── DATASET EXTRACT

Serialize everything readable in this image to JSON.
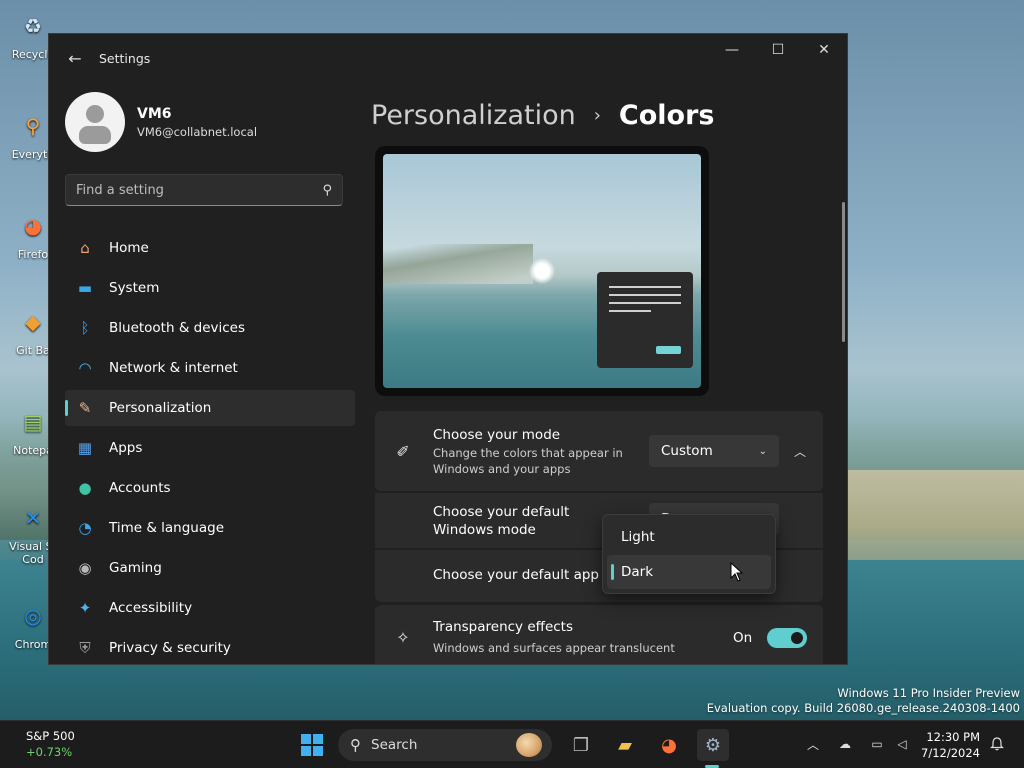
{
  "desktop": {
    "icons": [
      {
        "label": "Recycle",
        "glyph": "♻",
        "color": "#cfe8f7"
      },
      {
        "label": "Everyth",
        "glyph": "🔍",
        "color": "#f7a13a"
      },
      {
        "label": "Firefo",
        "glyph": "🦊",
        "color": "#ff7139"
      },
      {
        "label": "Git Ba",
        "glyph": "◆",
        "color": "#f0a030"
      },
      {
        "label": "Notepa",
        "glyph": "📝",
        "color": "#9bd36b"
      },
      {
        "label": "Visual St Cod",
        "glyph": "⟩",
        "color": "#2a8ce6"
      },
      {
        "label": "Chrom",
        "glyph": "◎",
        "color": "#2b8ce6"
      }
    ],
    "watermark": {
      "line1": "Windows 11 Pro Insider Preview",
      "line2": "Evaluation copy. Build 26080.ge_release.240308-1400"
    }
  },
  "window": {
    "title": "Settings",
    "controls": {
      "minimize": "—",
      "maximize": "☐",
      "close": "✕"
    }
  },
  "profile": {
    "name": "VM6",
    "email": "VM6@collabnet.local"
  },
  "search": {
    "placeholder": "Find a setting"
  },
  "nav": {
    "items": [
      {
        "label": "Home",
        "icon": "home-icon",
        "glyph": "⌂",
        "color": "#f0a06a"
      },
      {
        "label": "System",
        "icon": "monitor-icon",
        "glyph": "▬",
        "color": "#38a8e6"
      },
      {
        "label": "Bluetooth & devices",
        "icon": "bluetooth-icon",
        "glyph": "ᛒ",
        "color": "#3aa0f0"
      },
      {
        "label": "Network & internet",
        "icon": "wifi-icon",
        "glyph": "◠",
        "color": "#49b8f5"
      },
      {
        "label": "Personalization",
        "icon": "brush-icon",
        "glyph": "✎",
        "color": "#e9b48a"
      },
      {
        "label": "Apps",
        "icon": "apps-icon",
        "glyph": "▦",
        "color": "#5aa0e8"
      },
      {
        "label": "Accounts",
        "icon": "person-icon",
        "glyph": "●",
        "color": "#3ec4a4"
      },
      {
        "label": "Time & language",
        "icon": "globe-icon",
        "glyph": "◔",
        "color": "#3aa6e8"
      },
      {
        "label": "Gaming",
        "icon": "gamepad-icon",
        "glyph": "◉",
        "color": "#b8b8b8"
      },
      {
        "label": "Accessibility",
        "icon": "accessibility-icon",
        "glyph": "✦",
        "color": "#4ab6f0"
      },
      {
        "label": "Privacy & security",
        "icon": "shield-icon",
        "glyph": "⛨",
        "color": "#9a9a9a"
      }
    ],
    "active_index": 4
  },
  "breadcrumb": {
    "parent": "Personalization",
    "separator": "›",
    "current": "Colors"
  },
  "mode_card": {
    "title": "Choose your mode",
    "description": "Change the colors that appear in Windows and your apps",
    "value": "Custom",
    "expanded": true
  },
  "windows_mode_row": {
    "title": "Choose your default Windows mode",
    "value_partial": "D"
  },
  "app_mode_row": {
    "title": "Choose your default app mode"
  },
  "dropdown": {
    "options": [
      "Light",
      "Dark"
    ],
    "selected": "Dark"
  },
  "transparency_card": {
    "title": "Transparency effects",
    "description": "Windows and surfaces appear translucent",
    "state_label": "On",
    "enabled": true
  },
  "accent_color": "#60cdcf",
  "taskbar": {
    "widget": {
      "name": "S&P 500",
      "change": "+0.73%"
    },
    "search_label": "Search",
    "clock": {
      "time": "12:30 PM",
      "date": "7/12/2024"
    }
  }
}
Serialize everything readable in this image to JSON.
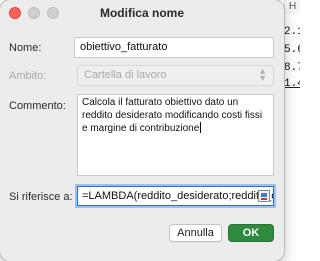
{
  "background_sheet": {
    "column_header": "H",
    "cells": [
      "2.1",
      "5.6",
      "8.7",
      "1.4"
    ]
  },
  "dialog": {
    "title": "Modifica nome",
    "name": {
      "label": "Nome:",
      "value": "obiettivo_fatturato"
    },
    "scope": {
      "label": "Ambito:",
      "value": "Cartella di lavoro",
      "disabled": true
    },
    "comment": {
      "label": "Commento:",
      "value": "Calcola il fatturato obiettivo dato un reddito desiderato modificando costi fissi e margine di contribuzione"
    },
    "refers_to": {
      "label": "Si riferisce a:",
      "value": "=LAMBDA(reddito_desiderato;reddito_ope"
    },
    "buttons": {
      "cancel": "Annulla",
      "ok": "OK"
    }
  },
  "colors": {
    "ok_button": "#2f8a3f",
    "close_dot": "#ff5f57",
    "focus_ring": "#2b72d6"
  }
}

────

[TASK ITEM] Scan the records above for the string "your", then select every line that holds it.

[SOLVED EXERCISE]
    "title": "Choose your mode",
    "description": "Change the colors that appear in Windows and your apps",
    "title": "Choose your default Windows mode",
    "title": "Choose your default app mode"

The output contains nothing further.